PROBLEM TO WORK ON ->
The task calls for the count of lines containing "object" in these records, given as a number with no other words.

** Opening RECORDED DATA block **

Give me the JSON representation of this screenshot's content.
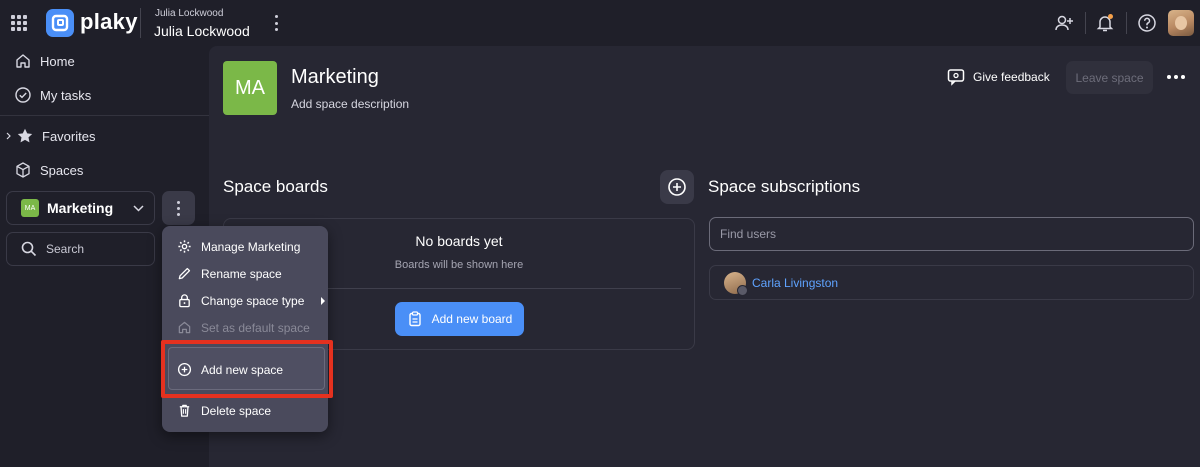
{
  "app": {
    "logo_text": "plaky",
    "brand_color": "#4a8ff7"
  },
  "workspace": {
    "owner_label": "Julia Lockwood",
    "name": "Julia Lockwood"
  },
  "sidebar": {
    "items": [
      {
        "label": "Home",
        "icon": "home-icon"
      },
      {
        "label": "My tasks",
        "icon": "check-circle-icon"
      },
      {
        "label": "Favorites",
        "icon": "star-icon"
      },
      {
        "label": "Spaces",
        "icon": "cube-icon"
      }
    ],
    "space_select": {
      "badge": "MA",
      "label": "Marketing",
      "badge_color": "#7bb848"
    },
    "search_label": "Search"
  },
  "main": {
    "badge": "MA",
    "title": "Marketing",
    "description": "Add space description",
    "feedback_label": "Give feedback",
    "leave_label": "Leave space",
    "boards": {
      "title": "Space boards",
      "empty_title": "No boards yet",
      "empty_hint": "Boards will be shown here",
      "add_label": "Add new board"
    },
    "subscriptions": {
      "title": "Space subscriptions",
      "search_placeholder": "Find users",
      "users": [
        {
          "name": "Carla Livingston"
        }
      ]
    }
  },
  "context_menu": {
    "items": [
      {
        "label": "Manage Marketing",
        "icon": "gear-icon"
      },
      {
        "label": "Rename space",
        "icon": "pencil-icon"
      },
      {
        "label": "Change space type",
        "icon": "lock-icon"
      },
      {
        "label": "Set as default space",
        "icon": "home-icon",
        "disabled": true
      },
      {
        "label": "Add new space",
        "icon": "plus-circle-icon"
      },
      {
        "label": "Delete space",
        "icon": "trash-icon"
      }
    ],
    "highlight_color": "#e5311f"
  }
}
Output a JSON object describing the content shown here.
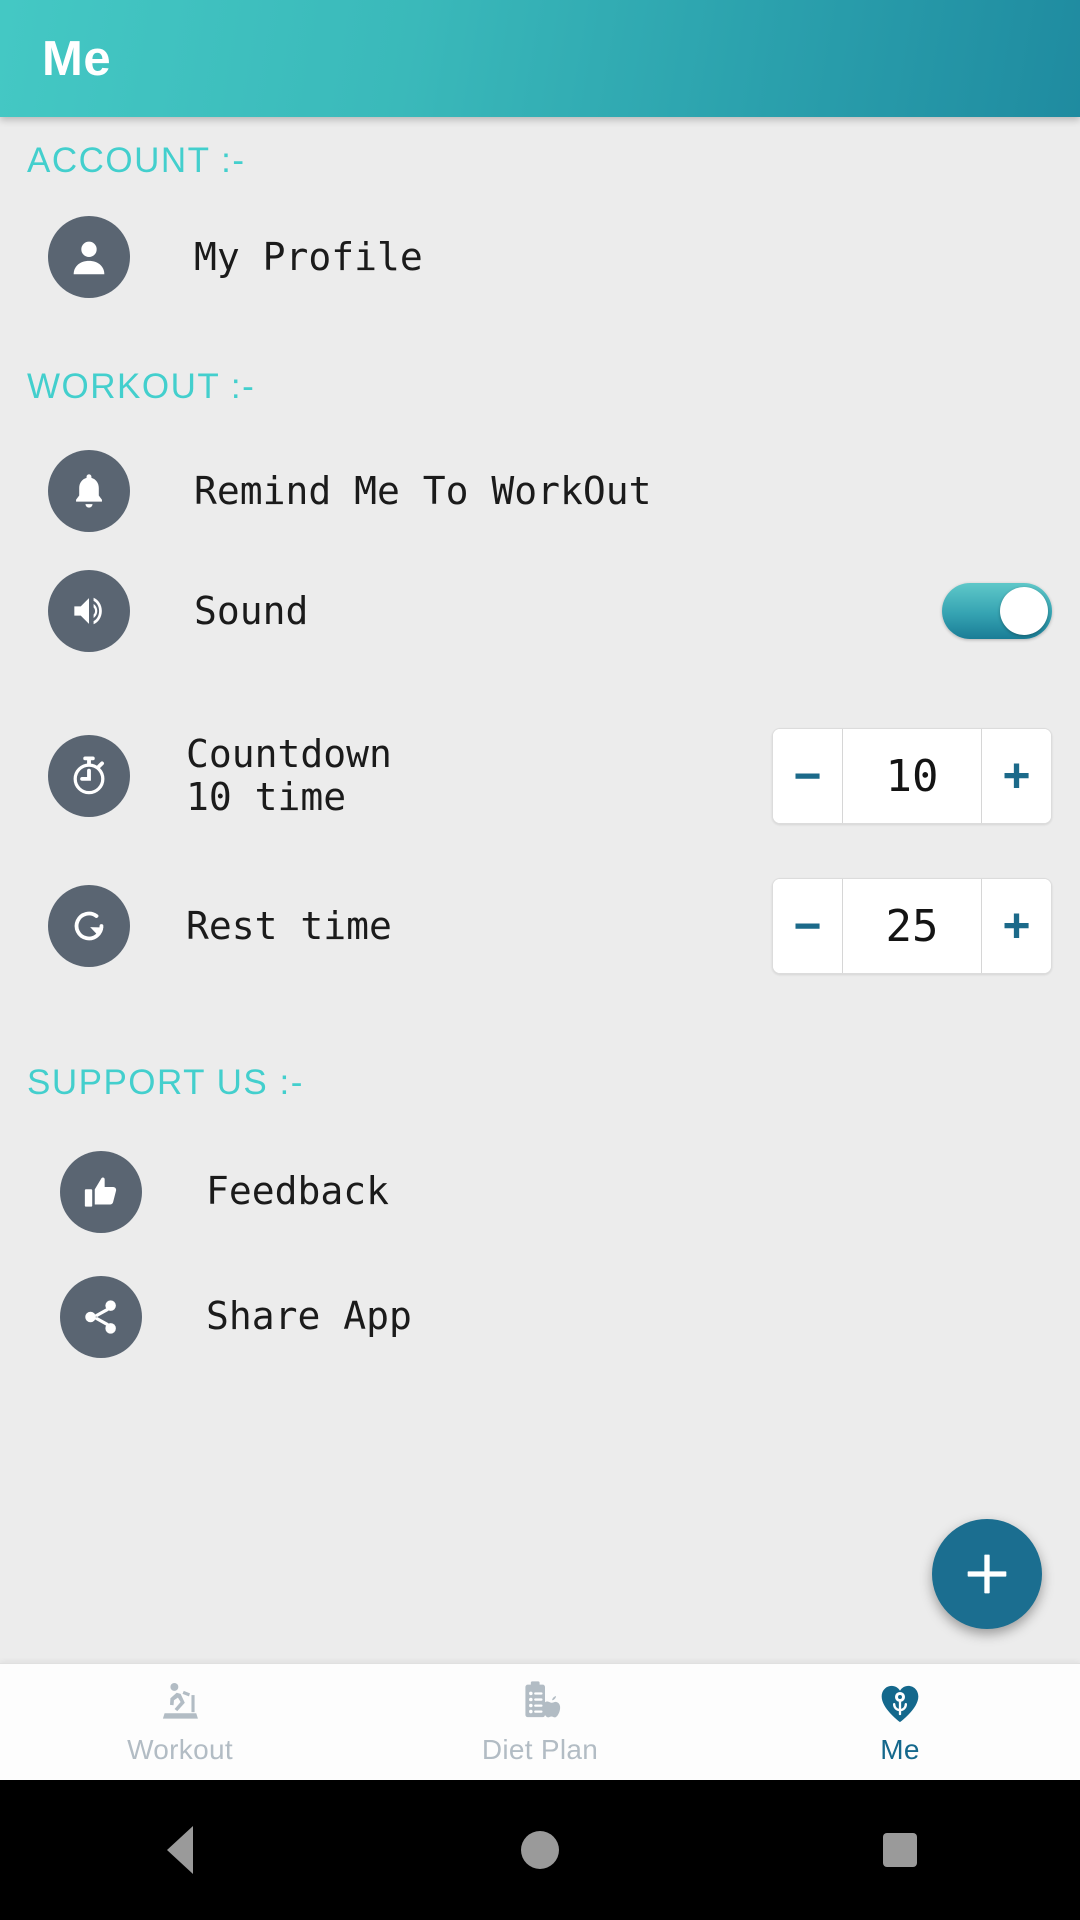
{
  "appbar": {
    "title": "Me"
  },
  "sections": {
    "account": {
      "title": "ACCOUNT  :-"
    },
    "workout": {
      "title": "WORKOUT  :-"
    },
    "support": {
      "title": "SUPPORT US  :-"
    }
  },
  "rows": {
    "profile": {
      "label": "My Profile",
      "icon": "person-icon"
    },
    "remind": {
      "label": "Remind Me To WorkOut",
      "icon": "bell-icon"
    },
    "sound": {
      "label": "Sound",
      "icon": "speaker-icon",
      "toggle_state": "on"
    },
    "countdown": {
      "label": "Countdown\n 10 time",
      "icon": "stopwatch-icon",
      "value": "10",
      "minus": "−",
      "plus": "+"
    },
    "rest": {
      "label": "Rest time",
      "icon": "refresh-icon",
      "value": "25",
      "minus": "−",
      "plus": "+"
    },
    "feedback": {
      "label": "Feedback",
      "icon": "thumbs-up-icon"
    },
    "share": {
      "label": "Share App",
      "icon": "share-icon"
    }
  },
  "fab": {
    "icon": "plus-icon"
  },
  "bottomnav": {
    "items": [
      {
        "label": "Workout",
        "icon": "treadmill-icon",
        "active": false
      },
      {
        "label": "Diet Plan",
        "icon": "clipboard-apple-icon",
        "active": false
      },
      {
        "label": "Me",
        "icon": "heart-person-icon",
        "active": true
      }
    ]
  },
  "sysbar": {
    "back": "back-icon",
    "home": "home-icon",
    "recents": "recents-icon"
  },
  "colors": {
    "header_gradient_start": "#44c8c4",
    "header_gradient_end": "#1f8ba0",
    "section_title": "#43cfcd",
    "icon_circle": "#5a6572",
    "accent_dark": "#1b6e90",
    "stepper_sign": "#1c6a8a",
    "nav_inactive": "#b2bcc4",
    "nav_active": "#14688c",
    "page_bg": "#ececec"
  }
}
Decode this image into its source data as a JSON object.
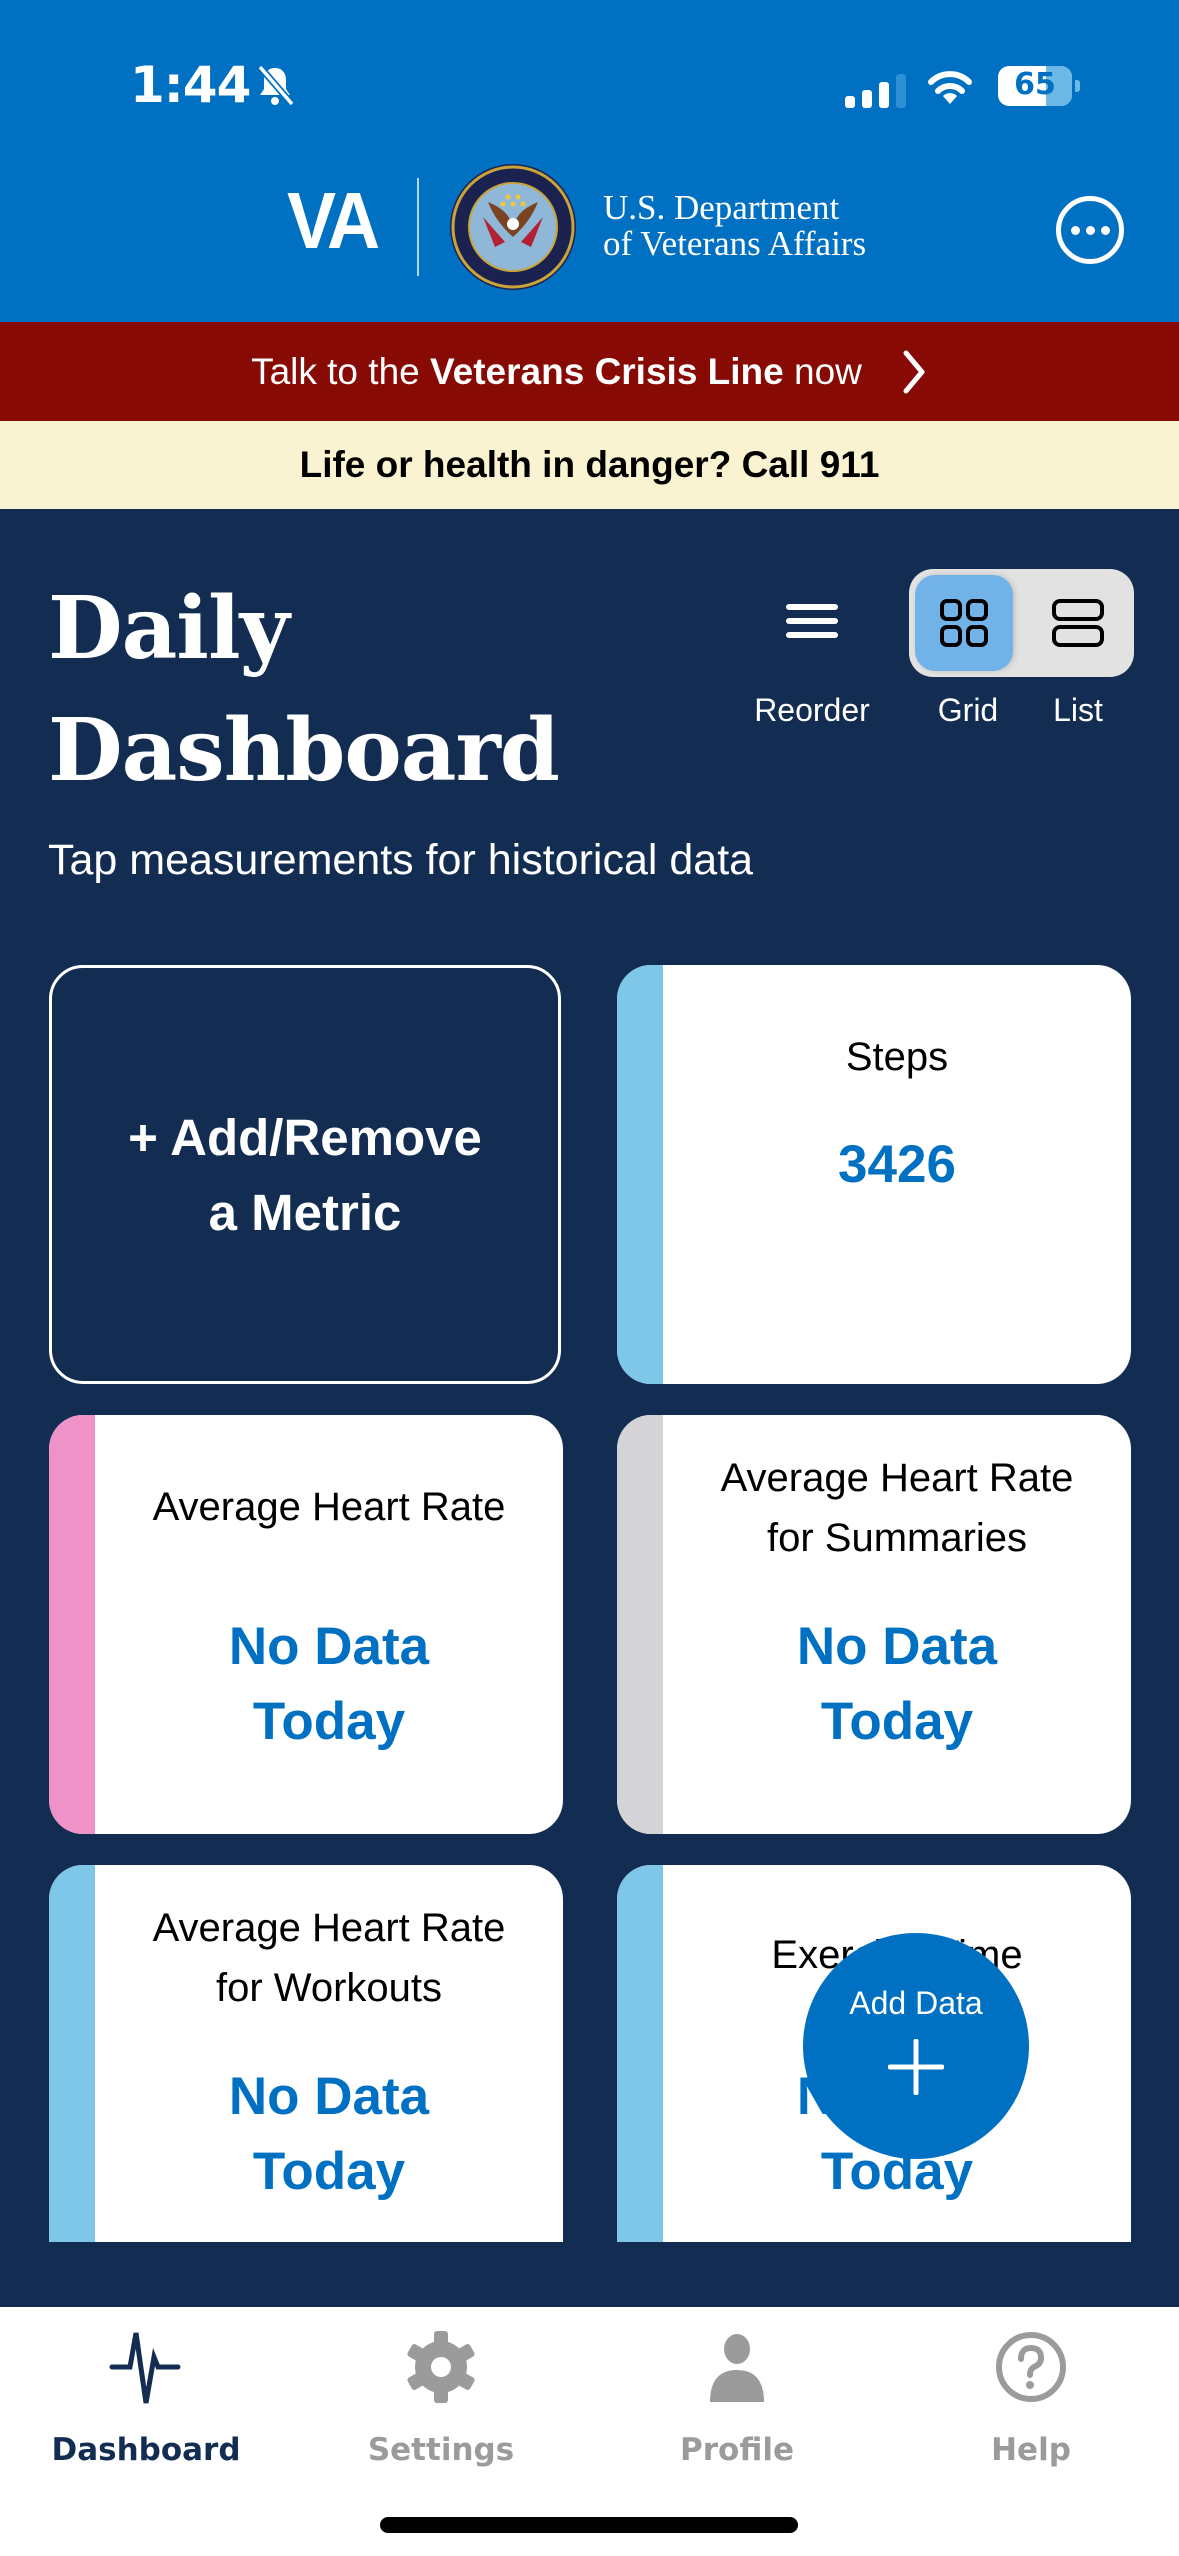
{
  "status_bar": {
    "time": "1:44",
    "silent_icon": "bell-slash-icon",
    "signal_icon": "cellular-signal-icon",
    "wifi_icon": "wifi-icon",
    "battery_level": "65",
    "battery_percent": 65
  },
  "header": {
    "logo_text": "VA",
    "seal_icon": "va-seal-icon",
    "dept_line1": "U.S. Department",
    "dept_line2": "of Veterans Affairs",
    "more_icon": "ellipsis-circle-icon",
    "brand_color": "#0071c2"
  },
  "crisis_banner": {
    "prefix": "Talk to the ",
    "bold": "Veterans Crisis Line",
    "suffix": " now",
    "chevron_icon": "chevron-right-icon",
    "color": "#880a05"
  },
  "danger_banner": {
    "text": "Life or health in danger? Call 911",
    "color": "#faf3d1"
  },
  "dashboard": {
    "title_line1": "Daily",
    "title_line2": "Dashboard",
    "subtitle": "Tap measurements for historical data",
    "reorder_label": "Reorder",
    "grid_label": "Grid",
    "list_label": "List",
    "view_mode": "Grid",
    "background": "#132d52"
  },
  "add_metric": {
    "line1": "+ Add/Remove",
    "line2": "a Metric"
  },
  "cards": [
    {
      "title": "Steps",
      "value": "3426",
      "stripe_color": "#7fc7e8"
    },
    {
      "title": "Average Heart Rate",
      "value_line1": "No Data",
      "value_line2": "Today",
      "stripe_color": "#ee92c8"
    },
    {
      "title_line1": "Average Heart Rate",
      "title_line2": "for Summaries",
      "value_line1": "No Data",
      "value_line2": "Today",
      "stripe_color": "#d4d3d6"
    },
    {
      "title_line1": "Average Heart Rate",
      "title_line2": "for Workouts",
      "value_line1": "No Data",
      "value_line2": "Today",
      "stripe_color": "#7fc7e8"
    },
    {
      "title": "Exercise Time",
      "value_line1": "No Data",
      "value_line2": "Today",
      "stripe_color": "#7fc7e8"
    }
  ],
  "fab": {
    "label": "Add Data",
    "icon": "plus-icon"
  },
  "tabbar": {
    "tabs": [
      {
        "label": "Dashboard",
        "icon": "heartbeat-icon",
        "active": true
      },
      {
        "label": "Settings",
        "icon": "gear-icon",
        "active": false
      },
      {
        "label": "Profile",
        "icon": "person-icon",
        "active": false
      },
      {
        "label": "Help",
        "icon": "question-circle-icon",
        "active": false
      }
    ]
  }
}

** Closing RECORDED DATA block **

RESULT BELOW ->
2